§ What to produce:
Your answer should be every line of the records that contains the word "JSON", copied as it stands.

§ Input records:
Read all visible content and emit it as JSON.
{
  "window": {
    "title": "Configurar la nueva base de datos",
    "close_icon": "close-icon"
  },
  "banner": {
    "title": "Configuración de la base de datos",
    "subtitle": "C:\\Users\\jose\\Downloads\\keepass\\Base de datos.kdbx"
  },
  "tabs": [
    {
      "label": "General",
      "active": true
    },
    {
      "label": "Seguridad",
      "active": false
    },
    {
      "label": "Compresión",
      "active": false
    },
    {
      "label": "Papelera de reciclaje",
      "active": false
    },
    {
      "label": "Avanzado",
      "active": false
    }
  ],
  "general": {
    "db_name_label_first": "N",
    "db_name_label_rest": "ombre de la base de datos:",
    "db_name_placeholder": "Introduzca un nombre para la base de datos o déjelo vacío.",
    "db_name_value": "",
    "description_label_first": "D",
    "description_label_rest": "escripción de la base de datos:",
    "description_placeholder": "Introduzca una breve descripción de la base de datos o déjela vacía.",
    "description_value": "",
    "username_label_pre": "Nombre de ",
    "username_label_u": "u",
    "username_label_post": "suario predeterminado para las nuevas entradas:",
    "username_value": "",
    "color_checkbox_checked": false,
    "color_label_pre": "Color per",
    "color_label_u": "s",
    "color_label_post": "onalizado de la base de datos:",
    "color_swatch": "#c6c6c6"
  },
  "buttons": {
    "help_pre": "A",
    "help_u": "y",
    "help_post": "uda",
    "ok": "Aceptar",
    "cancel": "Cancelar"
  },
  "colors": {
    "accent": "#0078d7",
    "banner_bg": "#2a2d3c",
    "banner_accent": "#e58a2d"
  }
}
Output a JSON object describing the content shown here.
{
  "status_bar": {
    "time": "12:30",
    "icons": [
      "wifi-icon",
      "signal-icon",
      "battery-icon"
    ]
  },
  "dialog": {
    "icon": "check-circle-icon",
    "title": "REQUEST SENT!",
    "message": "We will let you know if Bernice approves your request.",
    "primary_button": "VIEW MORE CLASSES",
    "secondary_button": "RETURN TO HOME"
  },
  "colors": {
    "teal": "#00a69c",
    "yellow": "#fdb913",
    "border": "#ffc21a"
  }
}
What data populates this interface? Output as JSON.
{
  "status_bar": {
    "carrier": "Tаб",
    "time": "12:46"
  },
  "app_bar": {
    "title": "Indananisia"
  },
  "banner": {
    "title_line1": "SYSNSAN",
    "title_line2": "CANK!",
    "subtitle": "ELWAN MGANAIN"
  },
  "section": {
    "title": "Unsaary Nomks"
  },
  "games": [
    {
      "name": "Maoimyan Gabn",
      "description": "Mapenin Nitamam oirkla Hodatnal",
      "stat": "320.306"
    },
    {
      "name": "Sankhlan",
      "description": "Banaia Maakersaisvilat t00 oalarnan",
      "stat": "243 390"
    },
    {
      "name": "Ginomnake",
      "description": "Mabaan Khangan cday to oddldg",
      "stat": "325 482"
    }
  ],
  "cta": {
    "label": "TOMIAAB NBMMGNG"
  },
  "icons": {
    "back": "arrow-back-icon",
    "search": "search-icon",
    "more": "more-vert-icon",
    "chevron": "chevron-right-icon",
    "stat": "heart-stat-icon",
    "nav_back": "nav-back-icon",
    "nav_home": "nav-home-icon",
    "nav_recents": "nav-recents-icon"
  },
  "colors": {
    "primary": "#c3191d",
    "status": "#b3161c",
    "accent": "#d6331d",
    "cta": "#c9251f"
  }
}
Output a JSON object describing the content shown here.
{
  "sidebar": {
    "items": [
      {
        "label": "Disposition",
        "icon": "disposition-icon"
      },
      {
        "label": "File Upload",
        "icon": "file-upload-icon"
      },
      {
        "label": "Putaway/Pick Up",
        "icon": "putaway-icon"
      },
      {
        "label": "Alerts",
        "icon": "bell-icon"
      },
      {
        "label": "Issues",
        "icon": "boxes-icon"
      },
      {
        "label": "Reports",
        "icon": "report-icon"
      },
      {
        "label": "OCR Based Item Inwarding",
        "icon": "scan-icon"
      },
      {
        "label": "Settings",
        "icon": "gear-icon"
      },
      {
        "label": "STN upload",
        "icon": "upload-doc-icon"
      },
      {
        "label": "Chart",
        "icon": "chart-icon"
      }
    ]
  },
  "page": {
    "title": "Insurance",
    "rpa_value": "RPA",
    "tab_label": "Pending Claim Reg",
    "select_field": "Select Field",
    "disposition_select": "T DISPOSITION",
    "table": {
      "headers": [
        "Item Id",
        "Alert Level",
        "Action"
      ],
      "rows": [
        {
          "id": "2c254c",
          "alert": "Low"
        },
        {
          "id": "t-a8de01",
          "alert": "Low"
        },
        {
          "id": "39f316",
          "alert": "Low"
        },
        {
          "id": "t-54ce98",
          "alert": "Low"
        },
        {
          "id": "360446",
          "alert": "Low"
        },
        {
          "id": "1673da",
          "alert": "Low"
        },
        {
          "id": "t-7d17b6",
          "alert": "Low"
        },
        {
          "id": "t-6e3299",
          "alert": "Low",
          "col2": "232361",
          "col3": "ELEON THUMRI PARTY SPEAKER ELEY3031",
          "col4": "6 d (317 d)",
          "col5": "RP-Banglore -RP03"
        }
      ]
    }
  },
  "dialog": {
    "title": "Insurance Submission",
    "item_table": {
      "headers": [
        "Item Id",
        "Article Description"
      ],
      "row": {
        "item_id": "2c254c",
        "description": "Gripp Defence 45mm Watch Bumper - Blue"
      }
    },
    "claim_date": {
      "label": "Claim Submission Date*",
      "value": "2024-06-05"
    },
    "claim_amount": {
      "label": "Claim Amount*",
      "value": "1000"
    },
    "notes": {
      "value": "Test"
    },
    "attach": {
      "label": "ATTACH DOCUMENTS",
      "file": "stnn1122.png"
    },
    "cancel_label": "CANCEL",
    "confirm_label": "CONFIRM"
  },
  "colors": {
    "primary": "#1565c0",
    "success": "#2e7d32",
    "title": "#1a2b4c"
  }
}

§ Answer section:
Read all visible content and emit it as JSON.
Output a JSON object describing the content shown here.
What data populates this interface? Output as JSON.
Output a JSON object describing the content shown here.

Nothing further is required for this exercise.